Rose, c’est Paris (with DVD)
By Bettina Rheims and Serge Bramly
Taschen, February 2011
The title alludes to Duchamp’s alter-ego, Rrose Selavy, and there are echoes of the artist and his work to be found within these pages as well.
You can perhaps best describe the book as a photographic novel composed along the lines of Max Ernst’s novel in collage Une semaine de bonte, though Helmut Newton and Cornell Woolrich are also likely influences. It begins with a missing girl and then moves on to what seems like a séance, before switching to a near-naked girl on a train, fur coat draped around her shoulders, reading a well-thumbed copy of Fantomas. Just following this there is a mermaid in a tiara dispensing gifts; and there are diverse shenanigans to follow. In character, the photographs could be called surrealistic, fetishistic and ludic. They are intriguing and dreamlike rather than disturbing and dark.
Paris is the main character in the novel, cliché though this may sound, but it is Paris as primarily the city of artists and of the imagination. Though having said this, actual locales – the Boulevard du Palais, Notre Dame, the Eiffel Tower (of course), the Seine, various gardens and cemeteries – are in fact used rather well. Among the interiors are two photographs of Boris Vian’s home; and it’s a great pity that Andre Breton’s study was not likewise preserved when it was put up for auction a fair few years back.
Every photo is listed at the end of the book and several are annotated, revealing a recondite knowledge of the ancient City of Lights. Reading the notes to ‘Mona Lisa of the Metro’ (each photograph is titled), I learn that Rembrandt’s great painting was stolen from the Louvre on 22 August 1911, exactly a century ago today.

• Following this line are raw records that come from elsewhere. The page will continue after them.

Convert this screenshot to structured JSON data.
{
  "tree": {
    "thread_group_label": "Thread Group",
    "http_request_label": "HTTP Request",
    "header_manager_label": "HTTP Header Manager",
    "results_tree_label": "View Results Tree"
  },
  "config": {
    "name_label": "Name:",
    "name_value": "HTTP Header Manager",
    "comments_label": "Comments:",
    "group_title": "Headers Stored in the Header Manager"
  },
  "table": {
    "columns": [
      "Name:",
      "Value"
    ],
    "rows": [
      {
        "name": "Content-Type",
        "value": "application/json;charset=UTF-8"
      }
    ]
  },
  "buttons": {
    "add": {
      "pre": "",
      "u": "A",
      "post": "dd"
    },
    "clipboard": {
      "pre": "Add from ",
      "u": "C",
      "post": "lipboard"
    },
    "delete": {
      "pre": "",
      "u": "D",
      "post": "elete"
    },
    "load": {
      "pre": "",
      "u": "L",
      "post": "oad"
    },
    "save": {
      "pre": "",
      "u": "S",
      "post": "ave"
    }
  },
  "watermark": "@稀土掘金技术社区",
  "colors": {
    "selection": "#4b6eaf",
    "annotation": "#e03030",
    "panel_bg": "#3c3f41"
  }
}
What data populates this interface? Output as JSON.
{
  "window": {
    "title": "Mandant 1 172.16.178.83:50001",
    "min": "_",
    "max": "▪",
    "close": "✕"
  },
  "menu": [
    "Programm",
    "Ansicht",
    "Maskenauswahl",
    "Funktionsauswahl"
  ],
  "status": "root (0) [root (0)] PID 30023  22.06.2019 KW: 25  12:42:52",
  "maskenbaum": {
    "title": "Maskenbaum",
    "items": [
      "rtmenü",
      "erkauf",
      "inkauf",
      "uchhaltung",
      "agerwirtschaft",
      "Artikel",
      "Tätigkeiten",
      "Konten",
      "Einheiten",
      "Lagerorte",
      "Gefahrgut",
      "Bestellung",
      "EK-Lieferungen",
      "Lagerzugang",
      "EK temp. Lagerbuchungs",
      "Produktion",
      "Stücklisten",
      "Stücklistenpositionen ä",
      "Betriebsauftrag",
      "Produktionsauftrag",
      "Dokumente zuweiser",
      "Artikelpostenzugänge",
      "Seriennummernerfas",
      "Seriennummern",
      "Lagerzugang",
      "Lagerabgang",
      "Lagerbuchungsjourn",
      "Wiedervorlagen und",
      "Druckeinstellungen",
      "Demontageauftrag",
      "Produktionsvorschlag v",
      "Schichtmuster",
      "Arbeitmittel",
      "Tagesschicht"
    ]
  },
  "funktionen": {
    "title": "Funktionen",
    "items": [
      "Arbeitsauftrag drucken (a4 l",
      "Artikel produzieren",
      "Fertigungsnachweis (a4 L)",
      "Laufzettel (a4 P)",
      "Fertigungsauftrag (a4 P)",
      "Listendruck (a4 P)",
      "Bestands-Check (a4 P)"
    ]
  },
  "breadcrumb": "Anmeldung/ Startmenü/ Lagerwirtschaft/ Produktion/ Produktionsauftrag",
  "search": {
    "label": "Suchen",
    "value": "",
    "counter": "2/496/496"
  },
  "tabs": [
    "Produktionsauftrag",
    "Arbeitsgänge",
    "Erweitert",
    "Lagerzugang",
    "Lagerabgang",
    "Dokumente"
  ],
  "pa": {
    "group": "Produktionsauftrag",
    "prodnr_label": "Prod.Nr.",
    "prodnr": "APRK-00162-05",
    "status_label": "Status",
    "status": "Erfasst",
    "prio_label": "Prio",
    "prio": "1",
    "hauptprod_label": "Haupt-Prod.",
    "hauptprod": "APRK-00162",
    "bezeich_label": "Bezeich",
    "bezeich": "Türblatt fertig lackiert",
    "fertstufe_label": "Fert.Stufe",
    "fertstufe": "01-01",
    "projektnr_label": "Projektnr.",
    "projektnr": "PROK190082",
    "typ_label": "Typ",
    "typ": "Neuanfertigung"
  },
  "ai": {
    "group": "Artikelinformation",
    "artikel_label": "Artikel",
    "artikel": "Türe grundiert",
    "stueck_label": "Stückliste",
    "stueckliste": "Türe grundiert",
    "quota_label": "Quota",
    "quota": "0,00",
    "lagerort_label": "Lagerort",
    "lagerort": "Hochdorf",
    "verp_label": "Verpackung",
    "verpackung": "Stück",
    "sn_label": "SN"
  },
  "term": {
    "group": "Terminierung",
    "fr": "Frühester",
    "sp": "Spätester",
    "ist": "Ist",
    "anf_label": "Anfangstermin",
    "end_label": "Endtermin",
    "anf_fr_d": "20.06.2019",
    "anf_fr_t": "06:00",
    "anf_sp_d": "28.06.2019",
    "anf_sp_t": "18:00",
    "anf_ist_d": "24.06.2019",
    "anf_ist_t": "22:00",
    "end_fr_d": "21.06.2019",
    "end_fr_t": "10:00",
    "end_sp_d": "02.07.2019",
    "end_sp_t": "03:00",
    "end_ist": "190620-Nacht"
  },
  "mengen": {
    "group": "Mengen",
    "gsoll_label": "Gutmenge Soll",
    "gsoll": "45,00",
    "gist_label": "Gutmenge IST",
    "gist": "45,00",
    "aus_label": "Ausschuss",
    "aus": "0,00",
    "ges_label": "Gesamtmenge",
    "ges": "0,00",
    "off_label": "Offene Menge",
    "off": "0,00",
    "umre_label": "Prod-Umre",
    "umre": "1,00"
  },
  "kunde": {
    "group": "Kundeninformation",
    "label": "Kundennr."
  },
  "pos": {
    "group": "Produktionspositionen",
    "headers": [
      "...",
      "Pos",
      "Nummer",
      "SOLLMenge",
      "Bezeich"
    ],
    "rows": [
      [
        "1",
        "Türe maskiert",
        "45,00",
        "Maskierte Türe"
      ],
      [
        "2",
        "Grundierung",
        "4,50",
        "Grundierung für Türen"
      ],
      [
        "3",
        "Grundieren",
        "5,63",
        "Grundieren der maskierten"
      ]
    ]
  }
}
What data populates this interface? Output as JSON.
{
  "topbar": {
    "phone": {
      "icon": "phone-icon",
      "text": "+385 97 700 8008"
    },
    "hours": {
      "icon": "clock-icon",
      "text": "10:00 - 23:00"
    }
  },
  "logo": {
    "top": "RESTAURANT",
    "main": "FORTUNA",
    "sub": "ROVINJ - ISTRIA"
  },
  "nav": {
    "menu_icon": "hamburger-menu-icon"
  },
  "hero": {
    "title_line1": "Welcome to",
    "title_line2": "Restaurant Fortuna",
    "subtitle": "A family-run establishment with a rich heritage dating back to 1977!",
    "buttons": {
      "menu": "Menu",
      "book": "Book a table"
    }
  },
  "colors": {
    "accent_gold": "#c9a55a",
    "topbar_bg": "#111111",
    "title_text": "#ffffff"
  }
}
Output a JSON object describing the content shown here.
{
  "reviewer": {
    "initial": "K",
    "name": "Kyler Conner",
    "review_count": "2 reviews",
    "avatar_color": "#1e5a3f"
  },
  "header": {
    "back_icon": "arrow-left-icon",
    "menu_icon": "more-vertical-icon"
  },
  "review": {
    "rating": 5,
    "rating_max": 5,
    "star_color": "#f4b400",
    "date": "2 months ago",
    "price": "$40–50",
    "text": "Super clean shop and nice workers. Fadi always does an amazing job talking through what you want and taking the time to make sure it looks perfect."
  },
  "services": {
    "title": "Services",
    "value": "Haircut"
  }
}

Quite a period of time passed – over two years – before it was returned.
This is an enchanting volume and, while many models are present, Inge van Bruystegem is the principal one. She is very easy on the eye.